Turns out they were both right. And the GOP has promoted both the harm to government and the harm to organized religion.
The Republican Party has been cynically manipulating Christians for political gain, particularly white evangelicals, ever since Ronald Reagan and his Vice President George HW Bush hired Bush's son, George W., to do "outreach" to the white Evangelical community.
In exchange for their votes, Republicans have repeatedly promised — and delivered — to block IRS enforcement of laws that a church cannot maintain their tax-exempt status if they engage in politics.
They've also poured literally billions of taxpayer dollars into churches to provide services from foster care to daycare to meals to medical services, all in ways that would've given President and "Father of the Constitution" Madison a heart attack.
Churches and multimillionaire televangelists, for their part, have returned the favor by preaching Republican politics from the pulpit and on thousands of religious radio stations across the country.

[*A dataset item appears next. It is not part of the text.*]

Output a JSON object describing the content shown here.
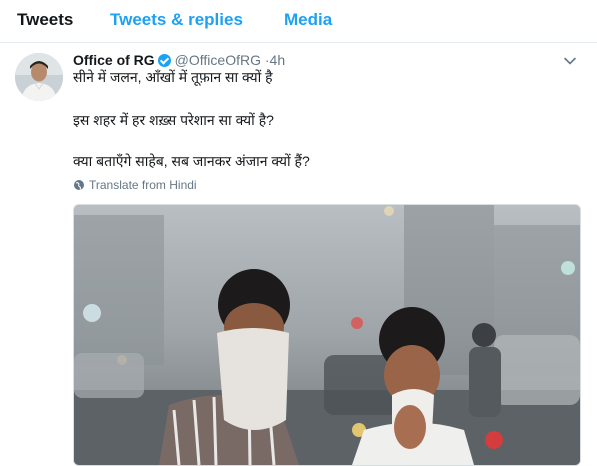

Rightwing pastors have become a fixture in Republican politics, as Jeff Sharlet chronicles in his book The Family. From $100,000 heated dog houses to multiple multimillion-dollar mansions to private jets, their embrace of the GOP has corrupted their own ministries and confused their followers.

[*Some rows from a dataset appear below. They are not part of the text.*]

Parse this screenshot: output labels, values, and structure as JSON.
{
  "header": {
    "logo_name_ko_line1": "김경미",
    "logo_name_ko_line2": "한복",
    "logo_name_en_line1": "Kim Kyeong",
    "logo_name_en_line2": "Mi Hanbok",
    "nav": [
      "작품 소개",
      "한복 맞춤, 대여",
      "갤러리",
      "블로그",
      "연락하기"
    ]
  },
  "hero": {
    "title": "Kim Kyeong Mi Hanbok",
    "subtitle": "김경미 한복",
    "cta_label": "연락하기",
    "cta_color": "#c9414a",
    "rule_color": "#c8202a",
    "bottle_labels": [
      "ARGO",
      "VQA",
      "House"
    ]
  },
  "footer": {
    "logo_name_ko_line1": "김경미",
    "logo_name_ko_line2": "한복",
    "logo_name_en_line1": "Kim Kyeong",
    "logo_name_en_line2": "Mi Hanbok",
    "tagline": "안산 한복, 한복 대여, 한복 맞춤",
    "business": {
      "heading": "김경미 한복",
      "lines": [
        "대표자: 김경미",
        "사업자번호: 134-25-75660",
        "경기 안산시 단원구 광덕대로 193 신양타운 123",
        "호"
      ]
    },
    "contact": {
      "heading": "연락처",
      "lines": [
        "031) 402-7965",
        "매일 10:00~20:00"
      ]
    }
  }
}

And now, at the behest of Donald Trump and the Republican party, white Christians are literally killing each other. White evangelicals are the one, identifiable single group in America with the highest probability of refusing to get a vaccine.
Having lived inside the Reagan/Bush/Trump cult for decades, they've been conditioned to believe any old bullshit Republican politicians feed them.

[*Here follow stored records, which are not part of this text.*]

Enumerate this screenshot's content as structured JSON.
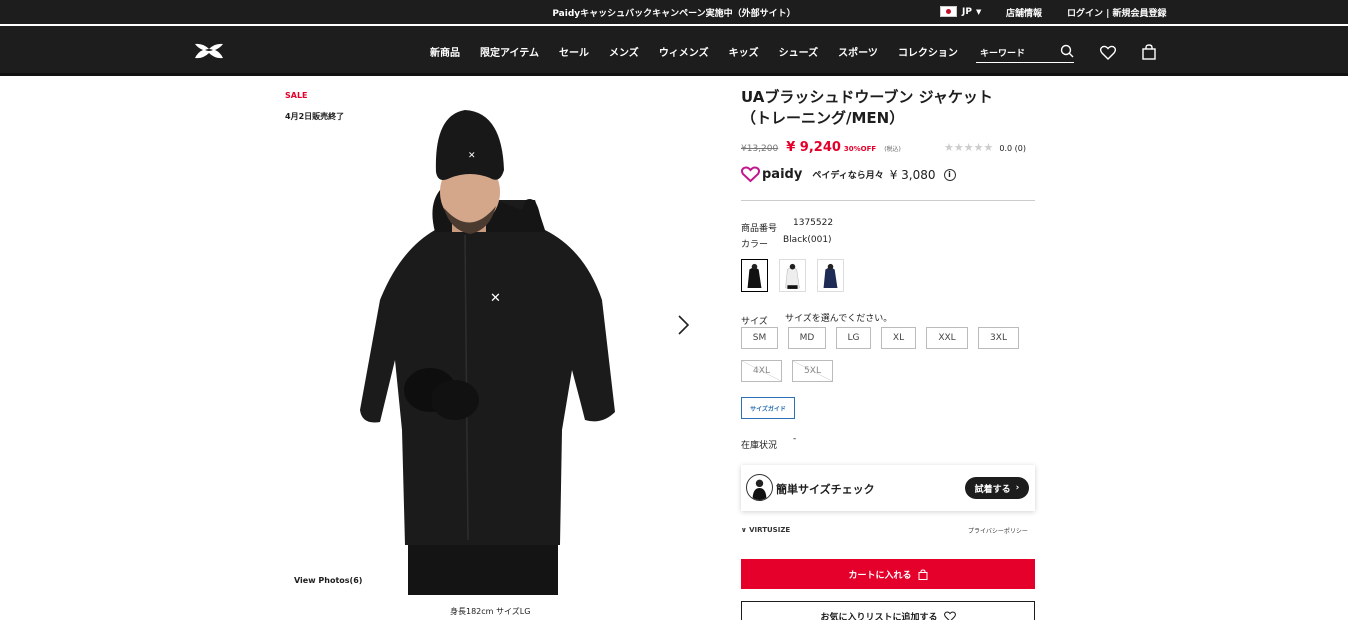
{
  "promo": {
    "message": "Paidyキャッシュバックキャンペーン実施中（外部サイト）",
    "locale": "JP",
    "stores": "店舗情報",
    "login": "ログイン | 新規会員登録"
  },
  "nav": {
    "items": [
      "新商品",
      "限定アイテム",
      "セール",
      "メンズ",
      "ウィメンズ",
      "キッズ",
      "シューズ",
      "スポーツ",
      "コレクション"
    ],
    "search_placeholder": "キーワード"
  },
  "gallery": {
    "sale_label": "SALE",
    "end_date": "4月2日販売終了",
    "view_photos": "View Photos(6)",
    "caption": "身長182cm サイズLG"
  },
  "product": {
    "title_line1": "UAブラッシュドウーブン ジャケット",
    "title_line2": "（トレーニング/MEN）",
    "old_price": "¥13,200",
    "sale_price": "¥ 9,240",
    "discount": "30%OFF",
    "tax_note": "(税込)",
    "rating": "0.0 (0)",
    "rating_stars_filled": 0,
    "paidy_brand": "paidy",
    "paidy_text": "ペイディなら月々",
    "paidy_amount": "¥ 3,080",
    "item_number_label": "商品番号",
    "item_number": "1375522",
    "color_label": "カラー",
    "color_value": "Black(001)",
    "swatches": [
      "black",
      "white",
      "navy"
    ],
    "size_label": "サイズ",
    "size_prompt": "サイズを選んでください。",
    "sizes_row1": [
      "SM",
      "MD",
      "LG",
      "XL",
      "XXL",
      "3XL"
    ],
    "sizes_row2": [
      "4XL",
      "5XL"
    ],
    "size_guide": "サイズガイド",
    "stock_label": "在庫状況",
    "stock_value": "-",
    "virtusize_title": "簡単サイズチェック",
    "virtusize_try": "試着する",
    "virtusize_brand": "VIRTUSIZE",
    "privacy": "プライバシーポリシー",
    "add_to_cart": "カートに入れる",
    "add_to_wishlist": "お気に入りリストに追加する"
  },
  "colors": {
    "accent": "#e4002b",
    "dark": "#1d1d1d",
    "link": "#2b6fb4"
  }
}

So when Trump and his fellow homicidal Republican governors told them that wearing masks was not a good thing, and cast doubts on the vaccine (Trump and his wife got vaccinated, but in secret during the last weeks of his presidency), they were primed and completely vulnerable to crazed conspiracy theories promoted on the internet by hustlers and narcissists in America and hostile foreign governments pretending to be Americans.
As a Christian myself, and a person who agrees with John Donne's sentiment that "every man's death diminishes me," this saddens me deeply.
On the other hand, setting aside the unnecessary deaths, it might be a good thing. The rot in today's version of white Evangelical Christianity has grown so deep and so destructive that a wake-up call is necessary. Indeed, a reformation is needed, both in religion and politics.
From the days that Reagan was cutting deals with a generation of television preachers mostly interested in mansions and private jets through today's preachers pushing politicized vaccine misinformation, the corruption of religion by Republican politicians has become a full-blown crisis for many parts of the church and her followers.
The depravity of Republican politics is killing religion, or at least what we today call religion. At the same time, conservative "religious leaders" have done their best to fleece Republican parishioners.
Will Republican politicians stop exploiting religion for their own gain? Will people of faith turn away from the modern-day Republican Caesars whose gnarled, depraved fingers are reaching out to them every Sunday?
Or will America end up like most Scandinavian and Northern European countries, with churches relegated to ceremonial spaces for weddings and funerals and political parties avoiding the subject of faith?
I don't have an answer, but asking the question is vital.
Thom Hartmann is a talk-show host and the author of The Hidden History of American Oligarchy and more than 30 other books in print. He is a writing fellow at the Independent Media Institute and his writings are archived at hartmannreport.com.
This article was produced by Economy for All, a project of the Independent Media Institute.